Democrats, journalists, and other liberals are increasingly concerned that women, people of color, and members of the LGBTTQQ2IAAP+ community can't be trusted with power of any kind, a Washington Free Beacon analysis has determined.
Liberals can barely contain their contempt for Dave Chappelle, a black Muslim with a racially diverse fan base, after the comedy legend "incited" "violence" by telling "transphobic" jokes in his latest Netflix special. Protesters have demanded that Netflix remove the special—to no avail thus far—and have decried his support among free speech enthusiasts. Deadspin, for example, suggested that Chappelle was one of several prominent figures "being used as Black 'pawns' on a white chessboard." (Fact check: Chessboards are traditionally black and white.)
Sen. Kyrsten Sinema (D., Ariz.), a bisexual boss lady, has also enraged liberals by having different opinions. They have responded by teaming up with billionaire George Soros and following her into bathrooms. Lux Alptraum, writer and director of The Wonderful World of Boning, authored an NBC News opinion piece that scolded Sinema for reinforcing stereotypes about bisexual women as untrustworthy. Given the senator's alleged reputation as "a self-absorbed Democratic turncoat more fixated on getting attention and lining her own pockets than uplifting her community," Alptraum argues that Sinema should be viewed as "a cautionary tale about the limits of representation."
Though Chappelle and Sinema are the most noteworthy targets of liberal skepticism in 2021, last year's election proved that the Democratic Party and its voters are increasingly reluctant to empower candidates who aren't white men. After fielding a large and diverse field of candidates, the Democratic Party rallied behind Joe Biden, a straight cisgender white man who is about to celebrate his 79th birthday. Kamala Harris was offered the meaningless role of vice president after she failed to win a single vote in the primary. Even her former employees are terrified at the thought of her succeeding Biden.

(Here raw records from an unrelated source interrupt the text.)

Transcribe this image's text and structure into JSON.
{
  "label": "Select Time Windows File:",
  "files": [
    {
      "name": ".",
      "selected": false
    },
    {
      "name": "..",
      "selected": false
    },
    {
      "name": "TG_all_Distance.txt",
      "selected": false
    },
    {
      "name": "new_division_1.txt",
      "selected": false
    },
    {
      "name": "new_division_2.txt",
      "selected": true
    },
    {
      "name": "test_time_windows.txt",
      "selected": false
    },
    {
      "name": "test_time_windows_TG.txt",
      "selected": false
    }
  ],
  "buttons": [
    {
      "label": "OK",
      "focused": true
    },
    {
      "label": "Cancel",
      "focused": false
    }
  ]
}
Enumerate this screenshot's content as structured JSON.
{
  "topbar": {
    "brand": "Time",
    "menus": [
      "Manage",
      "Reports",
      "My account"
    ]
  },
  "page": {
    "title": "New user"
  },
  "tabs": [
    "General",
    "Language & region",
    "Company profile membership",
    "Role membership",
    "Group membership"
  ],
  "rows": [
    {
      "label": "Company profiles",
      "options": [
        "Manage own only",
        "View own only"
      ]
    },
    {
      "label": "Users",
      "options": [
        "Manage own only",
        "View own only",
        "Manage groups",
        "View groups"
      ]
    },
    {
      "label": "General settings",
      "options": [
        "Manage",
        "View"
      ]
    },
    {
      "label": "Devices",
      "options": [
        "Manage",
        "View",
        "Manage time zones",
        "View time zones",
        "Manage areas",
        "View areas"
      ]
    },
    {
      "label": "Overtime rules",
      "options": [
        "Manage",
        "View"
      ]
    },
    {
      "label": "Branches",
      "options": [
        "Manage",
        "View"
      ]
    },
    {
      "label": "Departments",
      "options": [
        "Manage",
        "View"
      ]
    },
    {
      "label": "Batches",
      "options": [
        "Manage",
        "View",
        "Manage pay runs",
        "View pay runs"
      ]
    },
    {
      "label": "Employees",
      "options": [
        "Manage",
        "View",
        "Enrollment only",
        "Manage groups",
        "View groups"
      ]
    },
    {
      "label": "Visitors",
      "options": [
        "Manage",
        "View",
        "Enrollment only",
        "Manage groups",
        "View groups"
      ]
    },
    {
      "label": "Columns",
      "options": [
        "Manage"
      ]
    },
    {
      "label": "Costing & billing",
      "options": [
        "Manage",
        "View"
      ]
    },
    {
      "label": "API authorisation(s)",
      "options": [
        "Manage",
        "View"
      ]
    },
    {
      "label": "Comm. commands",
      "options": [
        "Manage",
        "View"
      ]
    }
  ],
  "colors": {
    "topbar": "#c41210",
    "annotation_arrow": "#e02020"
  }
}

The Democratic Party spent tens of millions of dollars to ensure that black Senate candidates in Kentucky, North Carolina, and Texas were defeated in primaries. In each instance, a white candidate won the party's nomination but was defeated in the general election. Erica Smith, a black woman who ran unsuccessfully against disgraced philanderer Cal Cunningham in the Democratic primary, suggested that Sen. Chuck Schumer (D., N.Y.) "did not want an African American running for Senate in North Carolina."
Meanwhile, liberals were irate when former president Donald Trump nominated Amy Coney Barrett, a working mother of seven children, to serve on the Supreme Court. Earlier this year, they excoriated Sen. Tim Scott (R., S.C.) for being a black man with different opinions. Democrats continue to oppose policies that would punish universities for discriminating against Asian-American students, yet are hesitant to criticize politicians such as Sen. Sheldon Whitehouse (D., R.I.), who has extensive ties to an all-white beach club and maintains a staff that is almost exclusively white.
Liberals have consistently expressed outrage at
Democrats are now increasingly worried that Terry McAuliffe could lose the Virginia gubernatorial race. McAuliffe, a straight cisgender white man who already served as governor, defeated two qualified black women in the Democratic primary after winning the endorsement of the libs at the Washington Post. This lack of trust in minority candidates is worth keeping an eye on as the 2022 midterm elections start heating up. Former ABC News analyst Matthew Dowd, for example, recently announced his candidacy for lieutenant governor of Texas. In 2018, he wrote an op-ed in which he "humbly" argued that white male Christians like himself should "take it upon ourselves to step back and give more people who don’t look like us access to the levers of power."